▶ _TASK_
Below is a listing; reproduce each line of it exactly.
== SOURCE MATERIAL
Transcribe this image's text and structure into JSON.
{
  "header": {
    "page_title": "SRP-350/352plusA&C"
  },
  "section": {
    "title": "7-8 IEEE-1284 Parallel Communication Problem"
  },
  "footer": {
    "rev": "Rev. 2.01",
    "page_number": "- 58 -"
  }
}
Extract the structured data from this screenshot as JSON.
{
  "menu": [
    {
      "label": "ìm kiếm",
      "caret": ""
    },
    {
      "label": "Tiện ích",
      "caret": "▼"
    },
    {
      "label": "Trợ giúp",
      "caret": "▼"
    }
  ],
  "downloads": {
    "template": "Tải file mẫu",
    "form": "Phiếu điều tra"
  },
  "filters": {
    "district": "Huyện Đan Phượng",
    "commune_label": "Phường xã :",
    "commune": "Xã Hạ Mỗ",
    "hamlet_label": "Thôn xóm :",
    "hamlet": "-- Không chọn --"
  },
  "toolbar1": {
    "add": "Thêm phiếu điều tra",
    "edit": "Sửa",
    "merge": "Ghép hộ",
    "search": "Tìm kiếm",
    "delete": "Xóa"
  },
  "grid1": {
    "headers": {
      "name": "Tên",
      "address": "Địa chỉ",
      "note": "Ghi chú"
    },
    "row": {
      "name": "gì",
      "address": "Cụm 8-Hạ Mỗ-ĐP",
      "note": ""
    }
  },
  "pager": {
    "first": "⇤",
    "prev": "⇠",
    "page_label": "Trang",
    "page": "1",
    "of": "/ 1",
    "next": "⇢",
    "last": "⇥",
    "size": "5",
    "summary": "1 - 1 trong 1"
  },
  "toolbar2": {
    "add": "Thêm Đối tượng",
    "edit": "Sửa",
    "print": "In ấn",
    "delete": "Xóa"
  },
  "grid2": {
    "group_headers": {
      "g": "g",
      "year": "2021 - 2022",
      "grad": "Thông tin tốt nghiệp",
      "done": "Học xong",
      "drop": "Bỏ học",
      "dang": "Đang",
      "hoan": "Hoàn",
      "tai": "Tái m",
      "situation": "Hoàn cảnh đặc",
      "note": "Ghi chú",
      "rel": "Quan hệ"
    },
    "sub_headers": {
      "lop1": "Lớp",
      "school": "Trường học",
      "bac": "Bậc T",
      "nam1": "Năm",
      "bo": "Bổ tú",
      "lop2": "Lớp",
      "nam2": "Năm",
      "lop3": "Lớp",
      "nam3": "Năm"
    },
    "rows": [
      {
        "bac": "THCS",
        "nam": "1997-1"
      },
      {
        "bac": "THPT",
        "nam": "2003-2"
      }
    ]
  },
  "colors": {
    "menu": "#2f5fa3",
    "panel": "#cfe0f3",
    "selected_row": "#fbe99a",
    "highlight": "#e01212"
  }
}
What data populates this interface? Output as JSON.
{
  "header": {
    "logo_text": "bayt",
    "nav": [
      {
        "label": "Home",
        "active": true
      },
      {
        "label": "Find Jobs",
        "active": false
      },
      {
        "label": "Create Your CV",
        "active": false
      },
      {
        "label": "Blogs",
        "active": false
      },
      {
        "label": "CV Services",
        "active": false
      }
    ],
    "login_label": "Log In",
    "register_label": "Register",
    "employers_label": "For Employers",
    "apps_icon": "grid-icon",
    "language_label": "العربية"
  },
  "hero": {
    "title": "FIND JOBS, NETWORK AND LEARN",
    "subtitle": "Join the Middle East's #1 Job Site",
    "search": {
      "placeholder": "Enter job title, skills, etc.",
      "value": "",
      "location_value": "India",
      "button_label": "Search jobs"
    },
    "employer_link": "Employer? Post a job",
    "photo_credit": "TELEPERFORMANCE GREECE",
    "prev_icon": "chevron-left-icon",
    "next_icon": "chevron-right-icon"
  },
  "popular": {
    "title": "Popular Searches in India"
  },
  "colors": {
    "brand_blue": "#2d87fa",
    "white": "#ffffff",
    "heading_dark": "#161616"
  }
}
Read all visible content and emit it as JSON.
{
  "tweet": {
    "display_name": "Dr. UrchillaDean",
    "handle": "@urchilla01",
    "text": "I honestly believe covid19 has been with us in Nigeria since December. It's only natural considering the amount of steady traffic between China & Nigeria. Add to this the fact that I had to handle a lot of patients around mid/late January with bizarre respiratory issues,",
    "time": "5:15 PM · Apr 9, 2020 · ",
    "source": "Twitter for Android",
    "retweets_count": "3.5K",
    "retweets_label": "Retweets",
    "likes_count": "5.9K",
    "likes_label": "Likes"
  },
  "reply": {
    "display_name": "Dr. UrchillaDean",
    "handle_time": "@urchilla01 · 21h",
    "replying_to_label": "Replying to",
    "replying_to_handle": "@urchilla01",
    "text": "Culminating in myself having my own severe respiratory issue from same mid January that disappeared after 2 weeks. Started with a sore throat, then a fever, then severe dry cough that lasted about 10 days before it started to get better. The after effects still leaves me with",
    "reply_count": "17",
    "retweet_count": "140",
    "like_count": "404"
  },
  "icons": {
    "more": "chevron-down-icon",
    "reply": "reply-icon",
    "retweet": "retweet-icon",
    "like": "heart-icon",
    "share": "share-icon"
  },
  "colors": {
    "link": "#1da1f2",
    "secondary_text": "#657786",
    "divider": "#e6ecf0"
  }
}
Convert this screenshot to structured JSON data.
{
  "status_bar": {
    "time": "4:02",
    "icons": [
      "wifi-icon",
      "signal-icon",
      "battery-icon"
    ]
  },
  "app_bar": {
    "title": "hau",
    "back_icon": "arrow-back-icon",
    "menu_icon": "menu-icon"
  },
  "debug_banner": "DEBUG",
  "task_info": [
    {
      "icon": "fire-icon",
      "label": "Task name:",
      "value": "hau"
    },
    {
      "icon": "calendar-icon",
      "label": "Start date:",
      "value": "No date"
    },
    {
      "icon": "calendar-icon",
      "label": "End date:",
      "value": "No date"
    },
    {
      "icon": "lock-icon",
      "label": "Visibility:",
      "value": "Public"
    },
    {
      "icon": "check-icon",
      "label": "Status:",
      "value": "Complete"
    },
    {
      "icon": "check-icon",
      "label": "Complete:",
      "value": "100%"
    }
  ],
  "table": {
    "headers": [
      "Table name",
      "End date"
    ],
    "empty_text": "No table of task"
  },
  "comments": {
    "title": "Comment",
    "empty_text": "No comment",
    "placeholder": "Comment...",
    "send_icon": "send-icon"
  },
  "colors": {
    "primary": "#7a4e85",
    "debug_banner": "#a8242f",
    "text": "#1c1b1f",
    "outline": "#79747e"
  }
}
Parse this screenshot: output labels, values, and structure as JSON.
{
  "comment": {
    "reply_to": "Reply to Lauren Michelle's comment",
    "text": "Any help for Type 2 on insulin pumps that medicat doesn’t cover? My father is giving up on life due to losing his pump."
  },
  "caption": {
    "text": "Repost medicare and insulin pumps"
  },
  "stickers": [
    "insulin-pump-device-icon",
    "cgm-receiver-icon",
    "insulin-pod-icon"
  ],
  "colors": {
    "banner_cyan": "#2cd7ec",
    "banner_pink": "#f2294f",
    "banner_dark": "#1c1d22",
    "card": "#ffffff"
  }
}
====
▶ _TASK SOLUTION_
Transcribe this image's text and structure into JSON.
{
  "header": {
    "page_title": "SRP-350/352plusA&C"
  },
  "section": {
    "title": "7-8 IEEE-1284 Parallel Communication Problem"
  },
  "footer": {
    "rev": "Rev. 2.01",
    "page_number": "- 58 -"
  }
}
Extract the structured data from this screenshot as JSON.
{
  "menu": [
    {
      "label": "ìm kiếm",
      "caret": ""
    },
    {
      "label": "Tiện ích",
      "caret": "▼"
    },
    {
      "label": "Trợ giúp",
      "caret": "▼"
    }
  ],
  "downloads": {
    "template": "Tải file mẫu",
    "form": "Phiếu điều tra"
  },
  "filters": {
    "district": "Huyện Đan Phượng",
    "commune_label": "Phường xã :",
    "commune": "Xã Hạ Mỗ",
    "hamlet_label": "Thôn xóm :",
    "hamlet": "-- Không chọn --"
  },
  "toolbar1": {
    "add": "Thêm phiếu điều tra",
    "edit": "Sửa",
    "merge": "Ghép hộ",
    "search": "Tìm kiếm",
    "delete": "Xóa"
  },
  "grid1": {
    "headers": {
      "name": "Tên",
      "address": "Địa chỉ",
      "note": "Ghi chú"
    },
    "row": {
      "name": "gì",
      "address": "Cụm 8-Hạ Mỗ-ĐP",
      "note": ""
    }
  },
  "pager": {
    "first": "⇤",
    "prev": "⇠",
    "page_label": "Trang",
    "page": "1",
    "of": "/ 1",
    "next": "⇢",
    "last": "⇥",
    "size": "5",
    "summary": "1 - 1 trong 1"
  },
  "toolbar2": {
    "add": "Thêm Đối tượng",
    "edit": "Sửa",
    "print": "In ấn",
    "delete": "Xóa"
  },
  "grid2": {
    "group_headers": {
      "g": "g",
      "year": "2021 - 2022",
      "grad": "Thông tin tốt nghiệp",
      "done": "Học xong",
      "drop": "Bỏ học",
      "dang": "Đang",
      "hoan": "Hoàn",
      "tai": "Tái m",
      "situation": "Hoàn cảnh đặc",
      "note": "Ghi chú",
      "rel": "Quan hệ"
    },
    "sub_headers": {
      "lop1": "Lớp",
      "school": "Trường học",
      "bac": "Bậc T",
      "nam1": "Năm",
      "bo": "Bổ tú",
      "lop2": "Lớp",
      "nam2": "Năm",
      "lop3": "Lớp",
      "nam3": "Năm"
    },
    "rows": [
      {
        "bac": "THCS",
        "nam": "1997-1"
      },
      {
        "bac": "THPT",
        "nam": "2003-2"
      }
    ]
  },
  "colors": {
    "menu": "#2f5fa3",
    "panel": "#cfe0f3",
    "selected_row": "#fbe99a",
    "highlight": "#e01212"
  }
}
What data populates this interface? Output as JSON.
{
  "header": {
    "logo_text": "bayt",
    "nav": [
      {
        "label": "Home",
        "active": true
      },
      {
        "label": "Find Jobs",
        "active": false
      },
      {
        "label": "Create Your CV",
        "active": false
      },
      {
        "label": "Blogs",
        "active": false
      },
      {
        "label": "CV Services",
        "active": false
      }
    ],
    "login_label": "Log In",
    "register_label": "Register",
    "employers_label": "For Employers",
    "apps_icon": "grid-icon",
    "language_label": "العربية"
  },
  "hero": {
    "title": "FIND JOBS, NETWORK AND LEARN",
    "subtitle": "Join the Middle East's #1 Job Site",
    "search": {
      "placeholder": "Enter job title, skills, etc.",
      "value": "",
      "location_value": "India",
      "button_label": "Search jobs"
    },
    "employer_link": "Employer? Post a job",
    "photo_credit": "TELEPERFORMANCE GREECE",
    "prev_icon": "chevron-left-icon",
    "next_icon": "chevron-right-icon"
  },
  "popular": {
    "title": "Popular Searches in India"
  },
  "colors": {
    "brand_blue": "#2d87fa",
    "white": "#ffffff",
    "heading_dark": "#161616"
  }
}
Read all visible content and emit it as JSON.
{
  "tweet": {
    "display_name": "Dr. UrchillaDean",
    "handle": "@urchilla01",
    "text": "I honestly believe covid19 has been with us in Nigeria since December. It's only natural considering the amount of steady traffic between China & Nigeria. Add to this the fact that I had to handle a lot of patients around mid/late January with bizarre respiratory issues,",
    "time": "5:15 PM · Apr 9, 2020 · ",
    "source": "Twitter for Android",
    "retweets_count": "3.5K",
    "retweets_label": "Retweets",
    "likes_count": "5.9K",
    "likes_label": "Likes"
  },
  "reply": {
    "display_name": "Dr. UrchillaDean",
    "handle_time": "@urchilla01 · 21h",
    "replying_to_label": "Replying to",
    "replying_to_handle": "@urchilla01",
    "text": "Culminating in myself having my own severe respiratory issue from same mid January that disappeared after 2 weeks. Started with a sore throat, then a fever, then severe dry cough that lasted about 10 days before it started to get better. The after effects still leaves me with",
    "reply_count": "17",
    "retweet_count": "140",
    "like_count": "404"
  },
  "icons": {
    "more": "chevron-down-icon",
    "reply": "reply-icon",
    "retweet": "retweet-icon",
    "like": "heart-icon",
    "share": "share-icon"
  },
  "colors": {
    "link": "#1da1f2",
    "secondary_text": "#657786",
    "divider": "#e6ecf0"
  }
}
Convert this screenshot to structured JSON data.
{
  "status_bar": {
    "time": "4:02",
    "icons": [
      "wifi-icon",
      "signal-icon",
      "battery-icon"
    ]
  },
  "app_bar": {
    "title": "hau",
    "back_icon": "arrow-back-icon",
    "menu_icon": "menu-icon"
  },
  "debug_banner": "DEBUG",
  "task_info": [
    {
      "icon": "fire-icon",
      "label": "Task name:",
      "value": "hau"
    },
    {
      "icon": "calendar-icon",
      "label": "Start date:",
      "value": "No date"
    },
    {
      "icon": "calendar-icon",
      "label": "End date:",
      "value": "No date"
    },
    {
      "icon": "lock-icon",
      "label": "Visibility:",
      "value": "Public"
    },
    {
      "icon": "check-icon",
      "label": "Status:",
      "value": "Complete"
    },
    {
      "icon": "check-icon",
      "label": "Complete:",
      "value": "100%"
    }
  ],
  "table": {
    "headers": [
      "Table name",
      "End date"
    ],
    "empty_text": "No table of task"
  },
  "comments": {
    "title": "Comment",
    "empty_text": "No comment",
    "placeholder": "Comment...",
    "send_icon": "send-icon"
  },
  "colors": {
    "primary": "#7a4e85",
    "debug_banner": "#a8242f",
    "text": "#1c1b1f",
    "outline": "#79747e"
  }
}
Parse this screenshot: output labels, values, and structure as JSON.
{
  "comment": {
    "reply_to": "Reply to Lauren Michelle's comment",
    "text": "Any help for Type 2 on insulin pumps that medicat doesn’t cover? My father is giving up on life due to losing his pump."
  },
  "caption": {
    "text": "Repost medicare and insulin pumps"
  },
  "stickers": [
    "insulin-pump-device-icon",
    "cgm-receiver-icon",
    "insulin-pod-icon"
  ],
  "colors": {
    "banner_cyan": "#2cd7ec",
    "banner_pink": "#f2294f",
    "banner_dark": "#1c1d22",
    "card": "#ffffff"
  }
}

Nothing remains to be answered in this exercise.